Ukraine has removed Soviet-era signage from a hilltop monument in Kyiv, amid a conflict that has seen the country fight to reassert its cultural identity in the face of Russian President Vladimir Putin’s invasion.
Kyiv last week replaced the Soviet hammer and sickle symbol with a trident – the Ukrainian coat of arms – on the shield of the Motherland Monument, which dominates the capital’s skyline.
“We believe that this change will be the beginning of a new stage in the revival of our culture and identity, the final rejection of Soviet and Russian symbols and narratives,” the Ukrainian culture ministry said. The week-long operation to dismantle the Russian insignia was completed on August 6, according to the ministry.
The monument, a 102 meter-tall statue that towers over the surrounding area, is made of steel. Its construction began in 1979, and it depicted a woman holding a sword and a shield emblazoned with the Soviet hammer and sickle symbol.
The Russian Foreign Ministry insisted on Sunday that “mother cannot be renamed.”

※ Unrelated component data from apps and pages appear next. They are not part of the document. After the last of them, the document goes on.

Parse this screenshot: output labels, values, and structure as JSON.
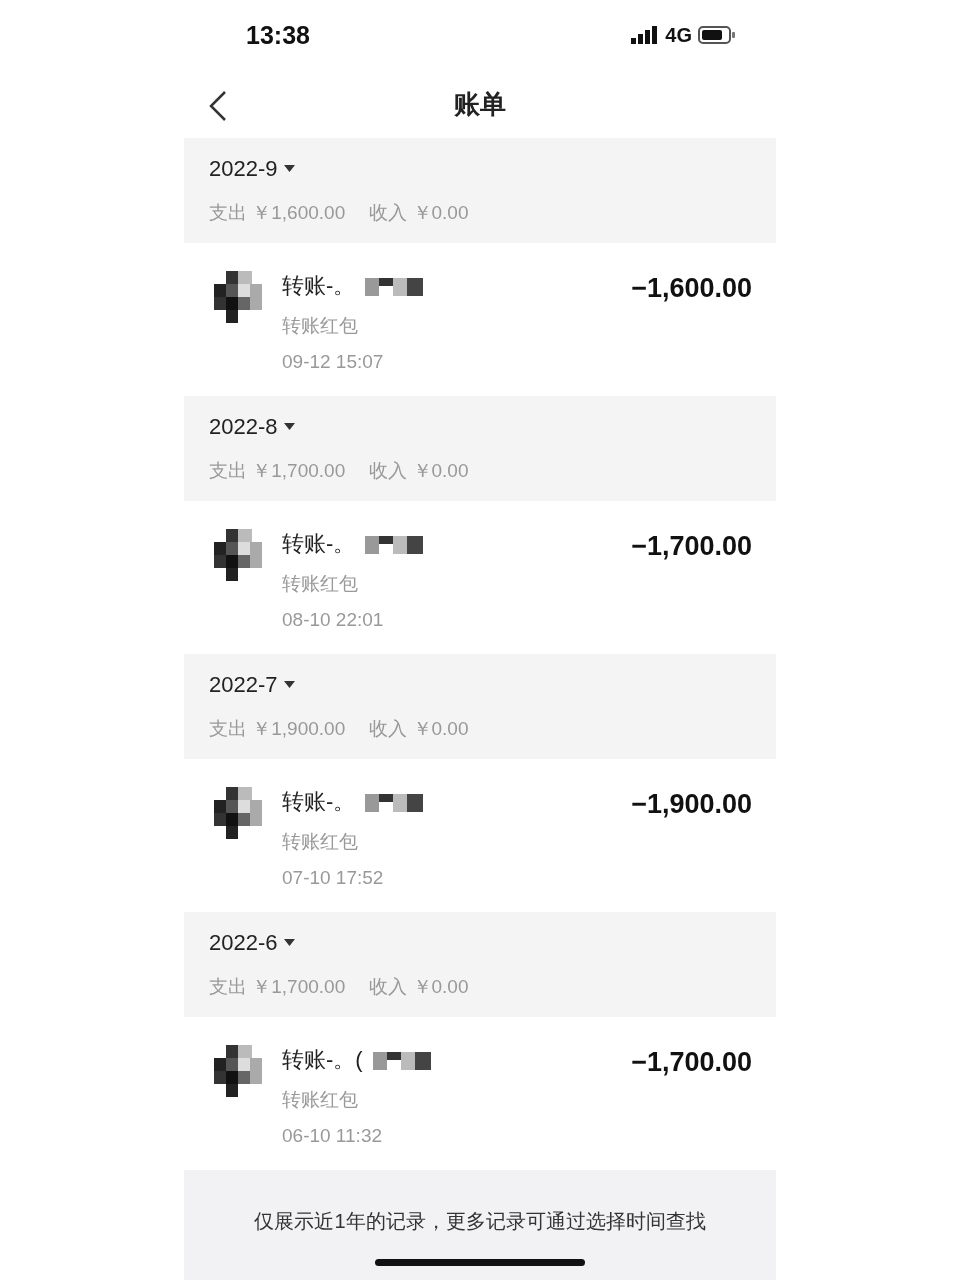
{
  "status_bar": {
    "time": "13:38",
    "network": "4G"
  },
  "nav": {
    "title": "账单"
  },
  "months": [
    {
      "month": "2022-9",
      "summary": "支出 ￥1,600.00",
      "income": "收入 ￥0.00",
      "records": [
        {
          "title": "转账-。",
          "type": "转账红包",
          "time": "09-12  15:07",
          "amount": "−1,600.00"
        }
      ]
    },
    {
      "month": "2022-8",
      "summary": "支出 ￥1,700.00",
      "income": "收入 ￥0.00",
      "records": [
        {
          "title": "转账-。",
          "type": "转账红包",
          "time": "08-10  22:01",
          "amount": "−1,700.00"
        }
      ]
    },
    {
      "month": "2022-7",
      "summary": "支出 ￥1,900.00",
      "income": "收入 ￥0.00",
      "records": [
        {
          "title": "转账-。",
          "type": "转账红包",
          "time": "07-10  17:52",
          "amount": "−1,900.00"
        }
      ]
    },
    {
      "month": "2022-6",
      "summary": "支出 ￥1,700.00",
      "income": "收入 ￥0.00",
      "records": [
        {
          "title": "转账-。(",
          "type": "转账红包",
          "time": "06-10  11:32",
          "amount": "−1,700.00"
        }
      ]
    }
  ],
  "footer_note": "仅展示近1年的记录，更多记录可通过选择时间查找"
}
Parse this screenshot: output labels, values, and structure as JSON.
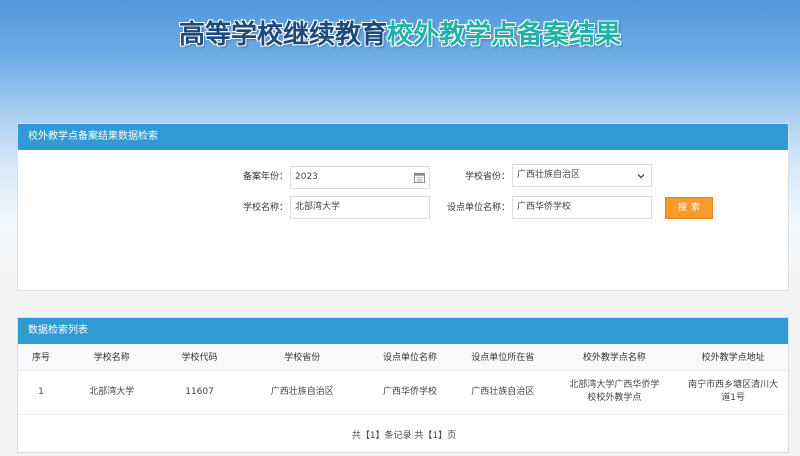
{
  "header": {
    "title_part1": "高等学校继续教育",
    "title_part2": "校外教学点备案结果"
  },
  "search_panel": {
    "title": "校外教学点备案结果数据检索",
    "year_label": "备案年份：",
    "year_value": "2023",
    "province_label": "学校省份：",
    "province_value": "广西壮族自治区",
    "school_label": "学校名称：",
    "school_value": "北部湾大学",
    "unit_label": "设点单位名称：",
    "unit_value": "广西华侨学校",
    "search_button": "搜索"
  },
  "list_panel": {
    "title": "数据检索列表",
    "columns": [
      "序号",
      "学校名称",
      "学校代码",
      "学校省份",
      "设点单位名称",
      "设点单位所在省",
      "校外教学点名称",
      "校外教学点地址"
    ],
    "rows": [
      {
        "index": "1",
        "school_name": "北部湾大学",
        "school_code": "11607",
        "school_province": "广西壮族自治区",
        "unit_name": "广西华侨学校",
        "unit_province": "广西壮族自治区",
        "site_name_l1": "北部湾大学广西华侨学",
        "site_name_l2": "校校外教学点",
        "site_addr_l1": "南宁市西乡塘区清川大",
        "site_addr_l2": "道1号"
      }
    ],
    "pager": "共【1】条记录 共【1】页"
  },
  "colors": {
    "header_bar": "#2f9ad3",
    "search_button": "#f49a2e",
    "title_dark": "#1c4a7f",
    "title_teal": "#1eb3a8"
  },
  "icons": [
    "calendar-icon",
    "chevron-down-icon"
  ]
}
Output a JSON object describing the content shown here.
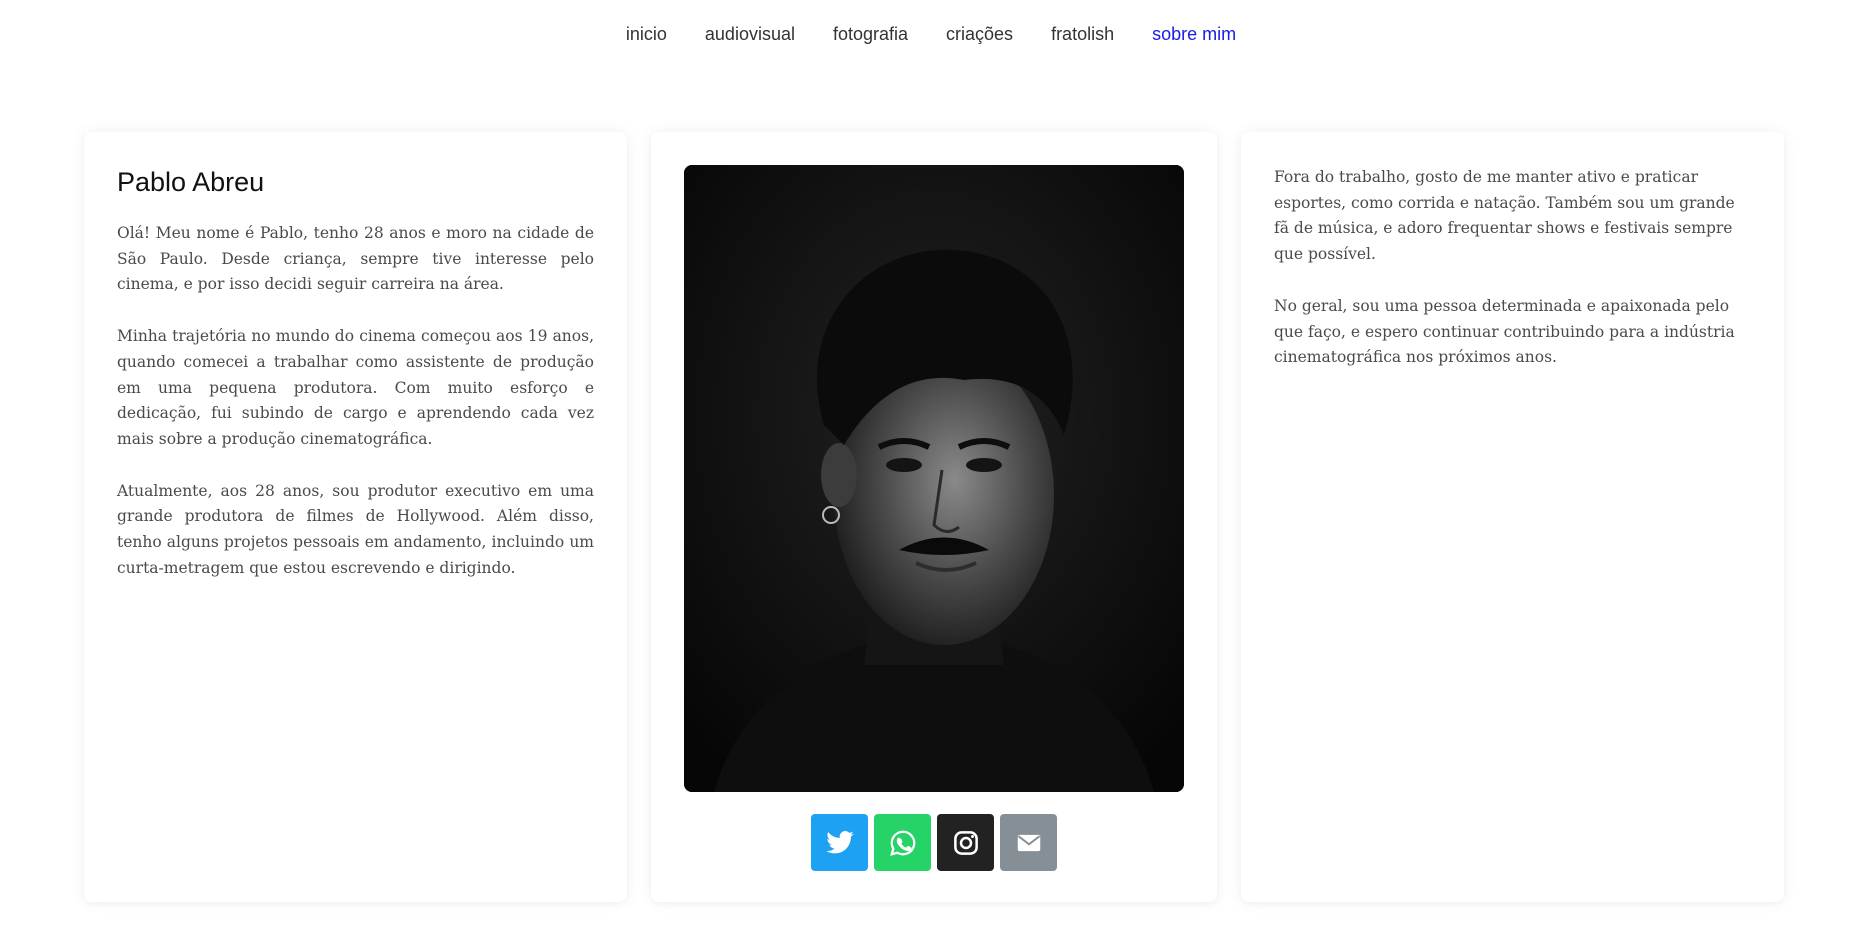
{
  "nav": {
    "items": [
      {
        "label": "inicio",
        "active": false
      },
      {
        "label": "audiovisual",
        "active": false
      },
      {
        "label": "fotografia",
        "active": false
      },
      {
        "label": "criações",
        "active": false
      },
      {
        "label": "fratolish",
        "active": false
      },
      {
        "label": "sobre mim",
        "active": true
      }
    ],
    "active_color": "#1a1ae6"
  },
  "profile": {
    "name": "Pablo Abreu",
    "left_paragraphs": [
      "Olá! Meu nome é Pablo, tenho 28 anos e moro na cidade de São Paulo. Desde criança, sempre tive interesse pelo cinema, e por isso decidi seguir carreira na área.",
      "Minha trajetória no mundo do cinema começou aos 19 anos, quando comecei a trabalhar como assistente de produção em uma pequena produtora. Com muito esforço e dedicação, fui subindo de cargo e aprendendo cada vez mais sobre a produção cinematográfica.",
      "Atualmente, aos 28 anos, sou produtor executivo em uma grande produtora de filmes de Hollywood. Além disso, tenho alguns projetos pessoais em andamento, incluindo um curta-metragem que estou escrevendo e dirigindo."
    ],
    "right_paragraphs": [
      "Fora do trabalho, gosto de me manter ativo e praticar esportes, como corrida e natação. Também sou um grande fã de música, e adoro frequentar shows e festivais sempre que possível.",
      "No geral, sou uma pessoa determinada e apaixonada pelo que faço, e espero continuar contribuindo para a indústria cinematográfica nos próximos anos."
    ]
  },
  "socials": [
    {
      "icon": "twitter-icon",
      "color": "#1da1f2"
    },
    {
      "icon": "whatsapp-icon",
      "color": "#25d366"
    },
    {
      "icon": "instagram-icon",
      "color": "#222222"
    },
    {
      "icon": "email-icon",
      "color": "#868e96"
    }
  ]
}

“In Kiev, a trident was installed on the monument ‘Motherland,’” the ministry’s spokesperson, Maria Zakharova, said on Telegram, using the Russian spelling of Kyiv. The Ukrainian government’s campaign to switch the international name from the Russian Kiev to Ukrainian Kyiv was part of pre-war efforts by the Ukrainian government to get rid of old Soviet names and establish a stronger sense of national identity.
“This is the whole essence of the Kiev regime and the cyborgs led by it. Mother cannot be renamed. She is one. And the only thing you can do with it is to love. And they don’t know how.”
Putin’s desire to undermine Ukrainian national identity and autonomy has remained a key motivation for the conflict.
When the Kremlin launched its invasion in February 2022 Putin suggested Ukraine had no right to exist as an independent state, identifying the eastern part of the country “ancient Russian lands.”
Shelling from Moscow has wiped out significant architectural landmarks in Ukraine over the past year, including most recently in the historic city center of Odesa, which UNESCO designated a World Heritage Site amid the threat of Russia’s invasion.
Asserting national identity
Kyiv has seen much change in recent years. The Moscow Bridge, a 816 meter-long structure over the Dnieper river, was renamed in 2018 as the Northern Bridge.
The quad that once celebrated Soviet statesmen Andrei Ivanov has been the Latvian Square since 2018. The triangular plaza is sandwiched between the Butyshiv Lane and Omelyanovich-Pavlenko Street, previously known as Andriy Ivanov Street and Susorov Suvorov Street.
Ukrainian flags feature prominently across the city, with a red star on top of the famous Hotel Ukraine being repainted blue and yellow.
A mile-long street stretching across one of Kyiv’s residential neighborhoods was once known as the Ivan Kudrya Street. In 2019, it was renamed John McCain Street, in honor of the former US presidential candidate.
“It’s a good thing. Kudryn was exploding our churches and historical objects, whereas McCain actually helped Ukraine,” he added.
McCain won the hearts of Ukrainians when he traveled to Kyiv in late 2013, meeting opposition leaders and even visiting the Maidan Square, the site of anti-government protests.
Kudrya, meanwhile, was a Soviet spy and a leader of a sabotage group in Kyiv during World War II. When the Kyiv city council announced the renaming of the street, it said his main task was “to fight Ukrainian nationalists.”
“McCain was the one who spoke to US senators and the US government so that sent help to Ukraine … meanwhile, Russia, our brother country, is now the aggressor towards us. So I think it’s the right thing,” Pobigay added.